Paul Pogba – Sir Alex Ferguson’s Greatest Mistake
Anyone watching Juventus over the last couple of seasons will have noticed a young, extravagantly gifted French midfielder sauntering around the pitch, plucking balls nonchalantly out of the sky, volleying at the goal from impossible, angle-defying degrees and generally just being a magnificent bastard.
Some Manchester United fans will no doubt recognise him as they weep into their morning cornflakes. That precocious 18 year old who used to be theirs and who left for nothing.
For all the misty-eyed rhetoric that is lavished upon Sir Alex Ferguson, the battle-weary, ageing group of players he had left to his successor David Moyes upon his retirement did Manchester United’s most famous son a massive disservice. For inexplicable reasons, a top-class central midfielder hadn’t been signed since Owen Hargreaves in 2007 and, sadly, he hadn’t lasted very long.
Despite the evergreen Paul Scholes’ form, the likes of Anderson and Darron Gibson just weren’t particularly cutting the mustard alongside Michael Carrick. Manchester United were still winning domestic titles, of course, but it was mostly down to their much-vaunted attack. In Europe, they struggled. Badly. The midfield areas they were previously so dominant in had now become a breeding ground for other teams’ attacks.
All the while this exceptional, avant-garde young talent plucked from Le Harve’s youth academy was tearing it up at Carrington. United’s coaching staff were massively excited. They knew exactly how good this kid was going to be.
At nearly 6’2 and powerfully built, Pogba was blessed with a mesmeric touch and an engine that would make a Bugatti Veyron blush.
He most closely resembled a young Patrick Vieira with slightly more offensive guile. It was only a matter of time before he made the midfield his playground. Except it wasn’t.

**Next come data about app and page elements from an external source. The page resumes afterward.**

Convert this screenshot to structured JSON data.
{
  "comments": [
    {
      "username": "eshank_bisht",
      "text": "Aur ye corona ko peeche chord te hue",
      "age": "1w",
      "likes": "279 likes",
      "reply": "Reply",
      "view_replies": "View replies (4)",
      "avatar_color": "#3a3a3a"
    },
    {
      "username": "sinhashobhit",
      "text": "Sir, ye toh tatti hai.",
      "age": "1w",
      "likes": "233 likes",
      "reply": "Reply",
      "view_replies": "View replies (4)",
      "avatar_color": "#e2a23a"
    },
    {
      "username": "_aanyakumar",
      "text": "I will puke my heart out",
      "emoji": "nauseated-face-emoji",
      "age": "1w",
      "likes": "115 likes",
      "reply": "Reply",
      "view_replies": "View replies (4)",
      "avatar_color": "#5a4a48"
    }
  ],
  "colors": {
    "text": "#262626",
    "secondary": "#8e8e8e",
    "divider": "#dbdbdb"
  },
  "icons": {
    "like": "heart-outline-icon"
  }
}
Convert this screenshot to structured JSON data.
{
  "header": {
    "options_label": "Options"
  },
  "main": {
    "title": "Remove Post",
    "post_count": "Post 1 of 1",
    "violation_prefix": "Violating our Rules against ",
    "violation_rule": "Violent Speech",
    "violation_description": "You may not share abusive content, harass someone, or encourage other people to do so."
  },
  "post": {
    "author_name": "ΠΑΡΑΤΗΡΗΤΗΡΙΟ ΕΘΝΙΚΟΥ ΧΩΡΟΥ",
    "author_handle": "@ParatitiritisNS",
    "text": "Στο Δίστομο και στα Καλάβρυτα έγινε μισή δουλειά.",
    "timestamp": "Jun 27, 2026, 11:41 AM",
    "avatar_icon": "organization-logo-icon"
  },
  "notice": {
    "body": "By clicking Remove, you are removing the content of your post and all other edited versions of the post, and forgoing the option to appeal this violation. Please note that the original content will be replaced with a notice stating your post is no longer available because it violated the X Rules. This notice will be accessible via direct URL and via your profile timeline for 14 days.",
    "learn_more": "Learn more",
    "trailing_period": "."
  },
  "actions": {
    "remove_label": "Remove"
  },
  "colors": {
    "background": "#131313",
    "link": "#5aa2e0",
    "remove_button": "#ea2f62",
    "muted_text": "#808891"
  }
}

For some odd reason, Fergie felt he wasn’t ready and nothing encapsulated that more than his decision to play Rafael – a right back – and Ji-Sung Park in midfield for a league cup tie against Blackburn back in December 2011. It’s well known now that, even at a mere 18, it was the straw that broke the camel’s back for Pogba. He wanted out – much to Ferguson’s disgust. How could someone so young show such impatience?
It made no difference. In July 2012, he had signed a four-year deal with the Italian champions, Juventus, with a supposed guarantee of playing-time. That guarantee would never be needed as Pogba earned his starts on pure merit alone. His talent was immediately striking. He started 22 times for Juve in his debut season, scoring 5 goals. Last season that sky rocketed to 45 starts with a further 12 goals and 10 assists. This year Pogba is on course to surpass those records. In just 23 games for the Old Lady of Turin, he has already bagged 7 goals and 3 assists.
Those statistics look impressive on paper but when you actually see it in action, you begin to realise just how frighteningly talented Pogba is. At just 21 he is arguably the best midfielder in the world with years of development ahead of him yet. His distinctive style, with the frosted Mohawk, good looks and cocky self-assuredness, make him highly marketable in a global sense, too. In essence, Pogba is the full package that has hasn’t been seen since the emergence of Cristiano Ronaldo and Lionel Messi.
Sir Alex Ferguson is arguably the best football manager of all time. A titan of the game. A visionary. Calling time back in 2013, he had won an astounding 49 trophies in 35 years as a coach. His career has been defined by ruthlessly brilliant decision-making that was so crucial in much of his teams’ successes. Whether it was team tactics, pivotal substitutions or monumental transfers, Fergie got it spot-on nine times out of ten. Paul Pogba is the one time he got it wrong. Horribly wrong.